Together with Dalì, Magritte is undoubtedly the artist who is most representative of the Surrealist movement. His style is unmistakable, with its simple design, solid colors, and everyday subjects that portray enigmatic and unexpected scenes. The titles of his works are mysterious to say the least, and they complete the surprise effect when studying paintings that are difficult to interpret. In The Human Condition II, the Belgian painter concentrates on the "painting within a painting", a recurring theme in his artistic works.
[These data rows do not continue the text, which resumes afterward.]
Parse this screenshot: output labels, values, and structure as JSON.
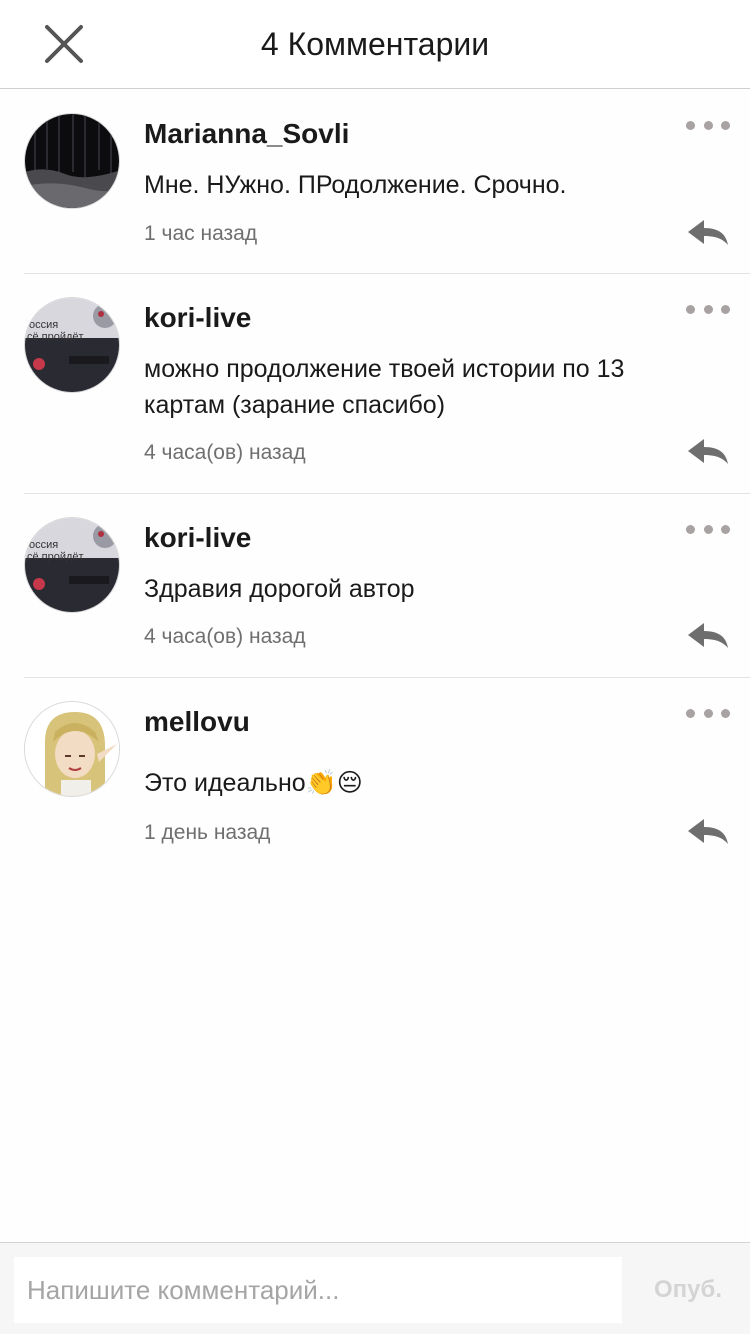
{
  "header": {
    "title": "4 Комментарии",
    "close_icon": "close-icon"
  },
  "comments": [
    {
      "username": "Marianna_Sovli",
      "text": "Мне. НУжно. ПРодолжение. Срочно.",
      "time": "1 час назад"
    },
    {
      "username": "kori-live",
      "text": "можно продолжение твоей истории по 13 картам (зарание спасибо)",
      "time": "4 часа(ов) назад",
      "avatar_text": [
        "оссия",
        "сё пройдёт"
      ]
    },
    {
      "username": "kori-live",
      "text": "Здравия дорогой автор",
      "time": "4 часа(ов) назад",
      "avatar_text": [
        "оссия",
        "сё пройдёт"
      ]
    },
    {
      "username": "mellovu",
      "text": "Это идеально👏😔",
      "time": "1 день назад"
    }
  ],
  "composer": {
    "placeholder": "Напишите комментарий...",
    "publish_label": "Опуб."
  },
  "colors": {
    "more_dots": "#a8a2a2",
    "reply_icon": "#6e6e6e",
    "divider": "#e4e4e4"
  },
  "icons": {
    "more": "more-dots-icon",
    "reply": "reply-arrow-icon"
  }
}
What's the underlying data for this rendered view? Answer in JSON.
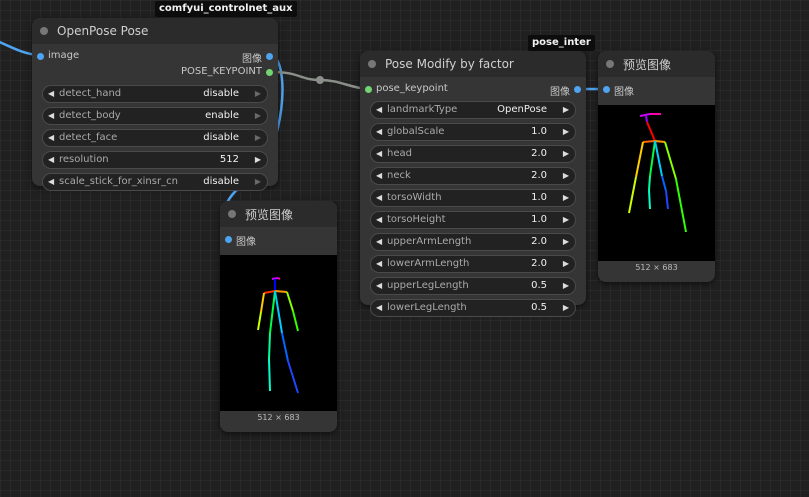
{
  "badges": {
    "aux": "comfyui_controlnet_aux",
    "pose_inter": "pose_inter"
  },
  "openpose_node": {
    "title": "OpenPose Pose",
    "input_image": "image",
    "output_image": "图像",
    "output_keypoint": "POSE_KEYPOINT",
    "widgets": [
      {
        "name": "detect_hand",
        "value": "disable"
      },
      {
        "name": "detect_body",
        "value": "enable"
      },
      {
        "name": "detect_face",
        "value": "disable"
      },
      {
        "name": "resolution",
        "value": "512"
      },
      {
        "name": "scale_stick_for_xinsr_cn",
        "value": "disable"
      }
    ]
  },
  "preview_node_1": {
    "title": "预览图像",
    "input_image": "图像",
    "dims": "512 × 683"
  },
  "modify_node": {
    "title": "Pose Modify by factor",
    "input_keypoint": "pose_keypoint",
    "output_image": "图像",
    "widgets": [
      {
        "name": "landmarkType",
        "value": "OpenPose"
      },
      {
        "name": "globalScale",
        "value": "1.0"
      },
      {
        "name": "head",
        "value": "2.0"
      },
      {
        "name": "neck",
        "value": "2.0"
      },
      {
        "name": "torsoWidth",
        "value": "1.0"
      },
      {
        "name": "torsoHeight",
        "value": "1.0"
      },
      {
        "name": "upperArmLength",
        "value": "2.0"
      },
      {
        "name": "lowerArmLength",
        "value": "2.0"
      },
      {
        "name": "upperLegLength",
        "value": "0.5"
      },
      {
        "name": "lowerLegLength",
        "value": "0.5"
      }
    ]
  },
  "preview_node_2": {
    "title": "预览图像",
    "input_image": "图像",
    "dims": "512 × 683"
  },
  "colors": {
    "image_port": "#4ea4f0",
    "keypoint_port": "#72d572",
    "image_wire": "#4ea4f0",
    "keypoint_wire": "#8a8f8a"
  },
  "icons": {
    "decrement": "triangle-left-icon",
    "increment": "triangle-right-icon",
    "node_status": "circle-dot-icon"
  }
}
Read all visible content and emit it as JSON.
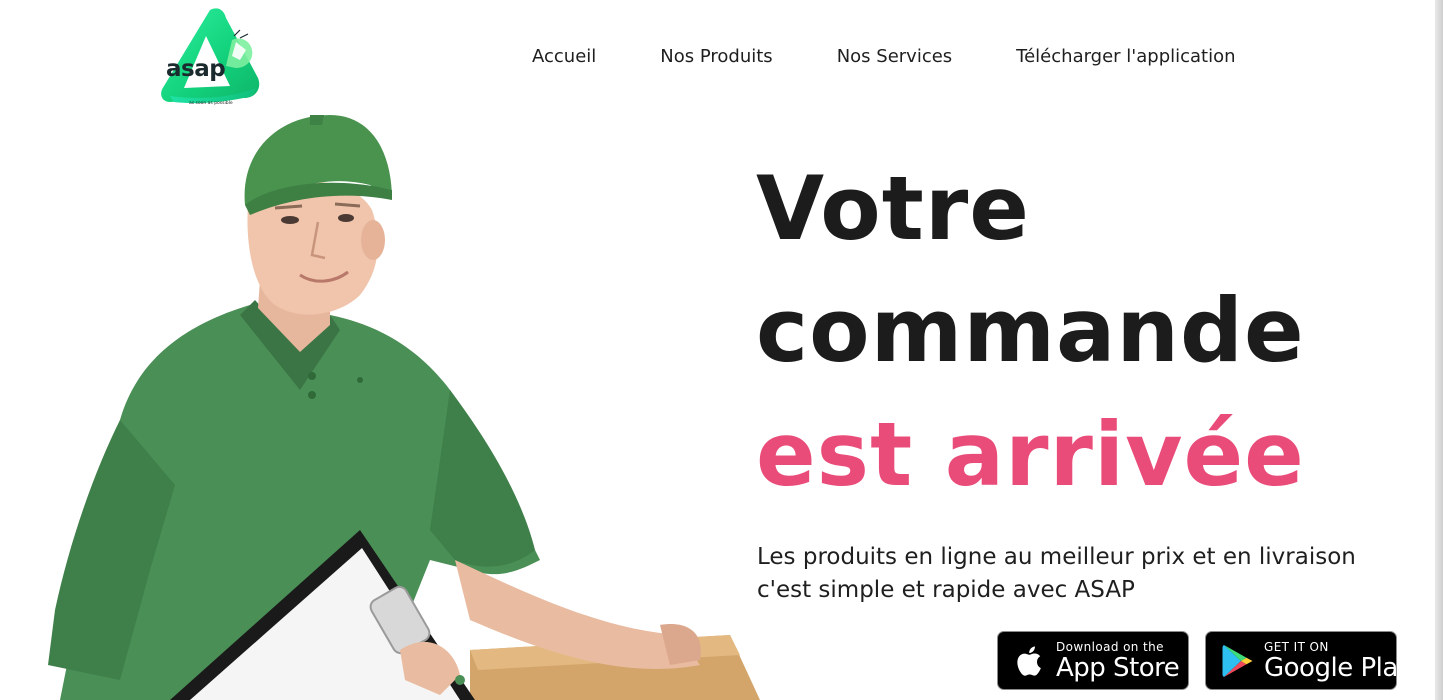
{
  "logo": {
    "word": "asap",
    "tagline": "as soon as possible",
    "icon": "asap-triangle-logo-icon"
  },
  "nav": {
    "items": [
      {
        "label": "Accueil"
      },
      {
        "label": "Nos Produits"
      },
      {
        "label": "Nos Services"
      },
      {
        "label": "Télécharger l'application"
      }
    ]
  },
  "hero": {
    "line1": "Votre",
    "line2": "commande",
    "line3": "est arrivée",
    "subtitle": "Les produits en ligne au meilleur prix et en livraison c'est simple et rapide avec ASAP",
    "illustration": "delivery-man-holding-clipboard-and-box-image"
  },
  "badges": {
    "apple": {
      "small": "Download on the",
      "big": "App Store",
      "icon": "apple-icon"
    },
    "google": {
      "small": "GET IT ON",
      "big": "Google Play",
      "icon": "google-play-icon"
    }
  },
  "colors": {
    "accent_pink": "#ea4c7a",
    "logo_green": "#1ee08a",
    "shirt_green": "#4a8f55",
    "text_dark": "#1c1c1c"
  }
}
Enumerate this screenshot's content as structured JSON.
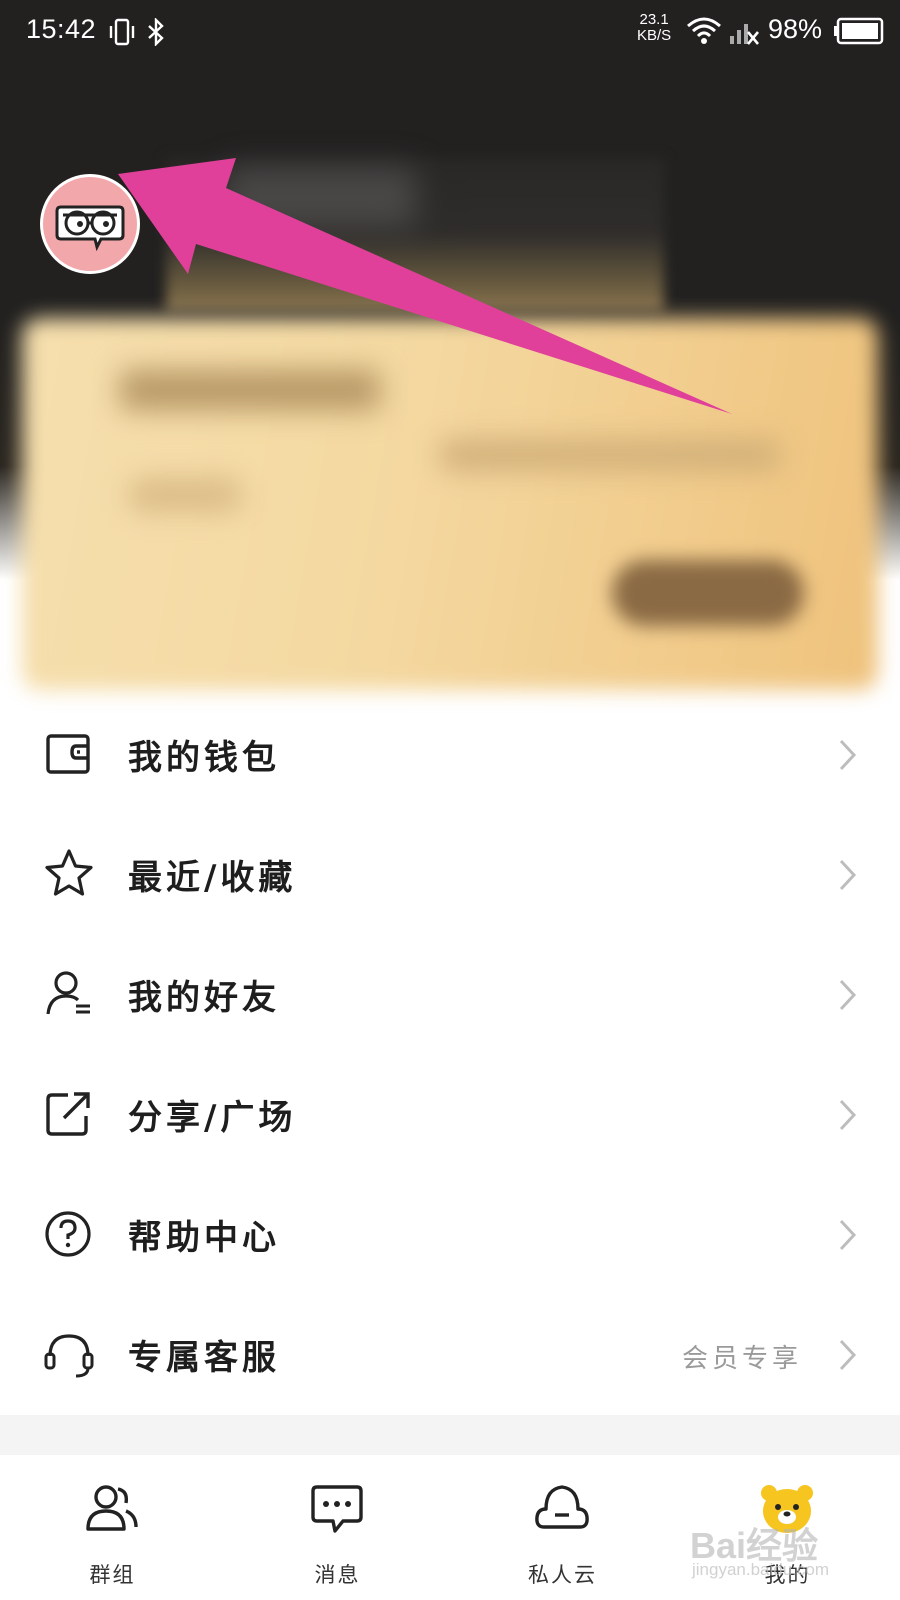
{
  "status_bar": {
    "time": "15:42",
    "net_speed_value": "23.1",
    "net_speed_unit": "KB/S",
    "battery_percent": "98%"
  },
  "profile": {
    "avatar_icon": "glasses-chat-avatar",
    "avatar_color": "#f2a8ab"
  },
  "menu": {
    "items": [
      {
        "label": "我的钱包",
        "icon": "wallet-icon"
      },
      {
        "label": "最近/收藏",
        "icon": "star-icon"
      },
      {
        "label": "我的好友",
        "icon": "person-list-icon"
      },
      {
        "label": "分享/广场",
        "icon": "share-out-icon"
      },
      {
        "label": "帮助中心",
        "icon": "question-circle-icon"
      },
      {
        "label": "专属客服",
        "icon": "headset-icon",
        "extra": "会员专享"
      }
    ]
  },
  "tabbar": {
    "tabs": [
      {
        "label": "群组",
        "icon": "group-icon"
      },
      {
        "label": "消息",
        "icon": "message-icon"
      },
      {
        "label": "私人云",
        "icon": "cloud-icon"
      },
      {
        "label": "我的",
        "icon": "bear-icon",
        "active": true
      }
    ]
  },
  "colors": {
    "header_bg": "#222120",
    "annotation_arrow": "#e0409a",
    "card_gold": "#f4d8a0",
    "active_tab_icon": "#f7c520"
  },
  "watermark": {
    "brand": "Bai经验",
    "url": "jingyan.baidu.com"
  }
}
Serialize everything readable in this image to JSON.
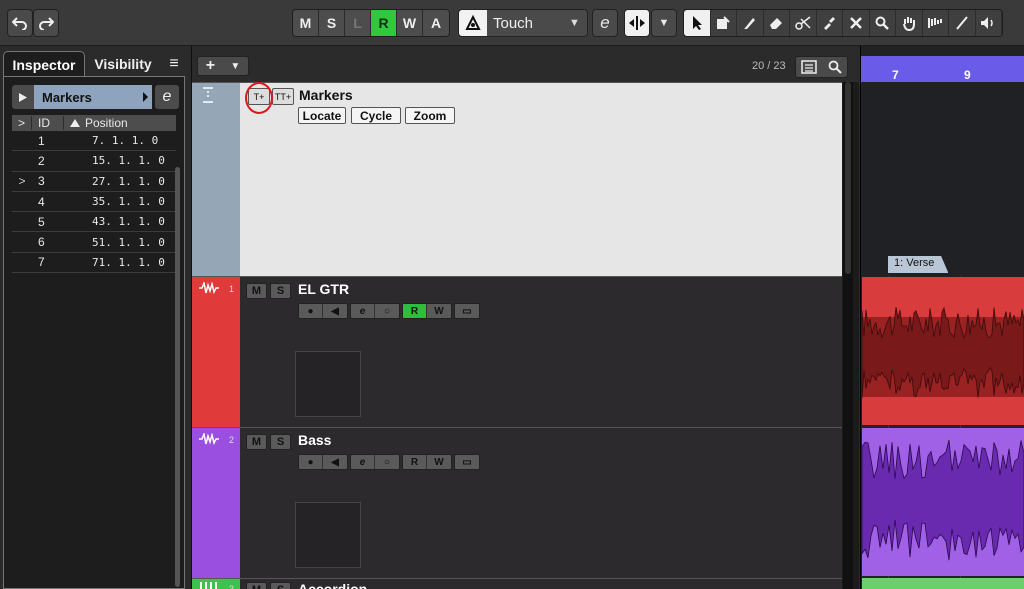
{
  "toolbar": {
    "undo_icon": "undo-icon",
    "redo_icon": "redo-icon",
    "modes": [
      {
        "label": "M",
        "state": "normal"
      },
      {
        "label": "S",
        "state": "normal"
      },
      {
        "label": "L",
        "state": "dim"
      },
      {
        "label": "R",
        "state": "on"
      },
      {
        "label": "W",
        "state": "normal"
      },
      {
        "label": "A",
        "state": "normal"
      }
    ],
    "automation_mode": "Touch",
    "tools": [
      "pointer-icon",
      "range-icon",
      "pencil-icon",
      "eraser-icon",
      "scissors-icon",
      "glue-icon",
      "mute-icon",
      "zoom-icon",
      "hand-icon",
      "comp-icon",
      "line-icon",
      "speaker-icon"
    ]
  },
  "inspector": {
    "tab_active": "Inspector",
    "tab_inactive": "Visibility",
    "menu_icon": "≡",
    "markers_title": "Markers",
    "columns": {
      "expand": ">",
      "id": "ID",
      "position": "Position"
    },
    "markers": [
      {
        "id": "1",
        "position": "7. 1. 1.   0",
        "current": false
      },
      {
        "id": "2",
        "position": "15. 1. 1.   0",
        "current": false
      },
      {
        "id": "3",
        "position": "27. 1. 1.   0",
        "current": true
      },
      {
        "id": "4",
        "position": "35. 1. 1.   0",
        "current": false
      },
      {
        "id": "5",
        "position": "43. 1. 1.   0",
        "current": false
      },
      {
        "id": "6",
        "position": "51. 1. 1.   0",
        "current": false
      },
      {
        "id": "7",
        "position": "71. 1. 1.   0",
        "current": false
      }
    ]
  },
  "tracklist": {
    "add_label": "+",
    "count": "20 / 23",
    "marker_track": {
      "name": "Markers",
      "buttons": [
        "Locate",
        "Cycle",
        "Zoom"
      ]
    },
    "tracks": [
      {
        "num": "1",
        "name": "EL GTR",
        "color": "#e03a3a",
        "read_on": true
      },
      {
        "num": "2",
        "name": "Bass",
        "color": "#9b4fe0",
        "read_on": false
      },
      {
        "num": "3",
        "name": "Accordion",
        "color": "#3ec24a",
        "read_on": false
      }
    ],
    "mute_label": "M",
    "solo_label": "S",
    "read_label": "R",
    "write_label": "W"
  },
  "project": {
    "ruler_marks": [
      "7",
      "9"
    ],
    "marker_label": "1: Verse"
  }
}
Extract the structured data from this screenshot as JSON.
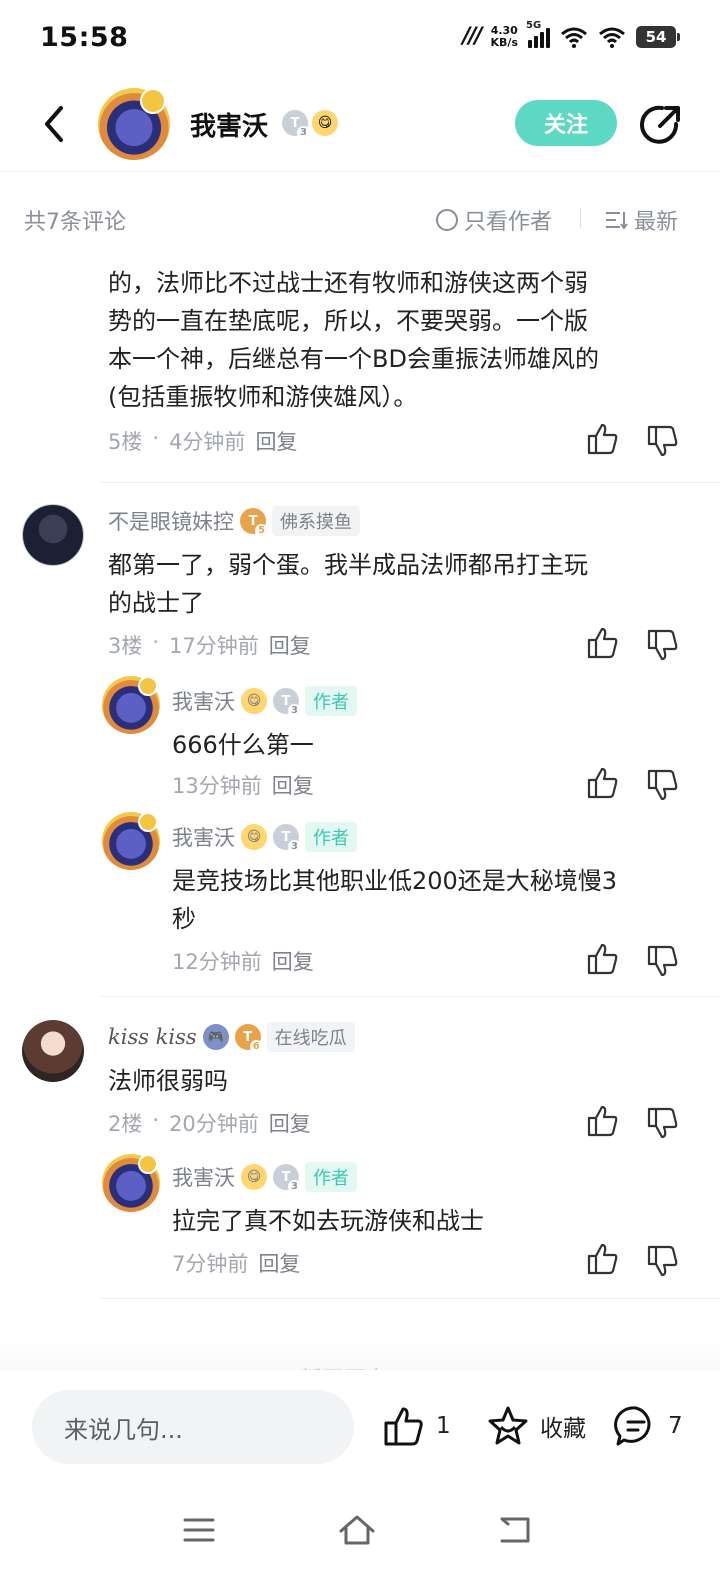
{
  "status_bar": {
    "time": "15:58",
    "net_speed_value": "4.30",
    "net_speed_unit": "KB/s",
    "network": "5G",
    "battery": "54"
  },
  "header": {
    "author_name": "我害沃",
    "follow_label": "关注",
    "level_badge": "T3"
  },
  "comment_bar": {
    "count_label": "共7条评论",
    "only_author_label": "只看作者",
    "sort_label": "最新"
  },
  "comments": [
    {
      "text_lines": [
        "的，法师比不过战士还有牧师和游侠这两个弱",
        "势的一直在垫底呢，所以，不要哭弱。一个版",
        "本一个神，后继总有一个BD会重振法师雄风的",
        "(包括重振牧师和游侠雄风）。"
      ],
      "floor": "5楼",
      "time": "4分钟前",
      "reply_label": "回复"
    },
    {
      "user": "不是眼镜妹控",
      "level": "5",
      "tag": "佛系摸鱼",
      "text_lines": [
        "都第一了，弱个蛋。我半成品法师都吊打主玩",
        "的战士了"
      ],
      "floor": "3楼",
      "time": "17分钟前",
      "reply_label": "回复",
      "replies": [
        {
          "user": "我害沃",
          "level": "3",
          "tag": "作者",
          "text_lines": [
            "666什么第一"
          ],
          "time": "13分钟前",
          "reply_label": "回复"
        },
        {
          "user": "我害沃",
          "level": "3",
          "tag": "作者",
          "text_lines": [
            "是竞技场比其他职业低200还是大秘境慢3",
            "秒"
          ],
          "time": "12分钟前",
          "reply_label": "回复"
        }
      ]
    },
    {
      "user": "kiss kiss",
      "level": "6",
      "tag": "在线吃瓜",
      "text_lines": [
        "法师很弱吗"
      ],
      "floor": "2楼",
      "time": "20分钟前",
      "reply_label": "回复",
      "replies": [
        {
          "user": "我害沃",
          "level": "3",
          "tag": "作者",
          "text_lines": [
            "拉完了真不如去玩游侠和战士"
          ],
          "time": "7分钟前",
          "reply_label": "回复"
        }
      ]
    }
  ],
  "next_page_hint": "暂无更多",
  "bottom_bar": {
    "input_placeholder": "来说几句...",
    "like_count": "1",
    "favorite_label": "收藏",
    "comment_count": "7"
  },
  "colors": {
    "accent": "#5dd8c4",
    "meta_gray": "#a3a7af",
    "author_tag": "#3ec7b0"
  }
}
The meaning is more or less this: A painting is merely an object that reflects the artist's mental representation of reality, rather than reflecting reality itself. Everything we think of as the external world is simply a projection of our internal experience. Here, the sea is the crucial element to illustrate this theory: The artist chooses to "fix it" firmly on the canvas, but how can this be considered realistic when waves cannot exist without movement? The unrealistic stillness of Magritte's sea expresses the human condition.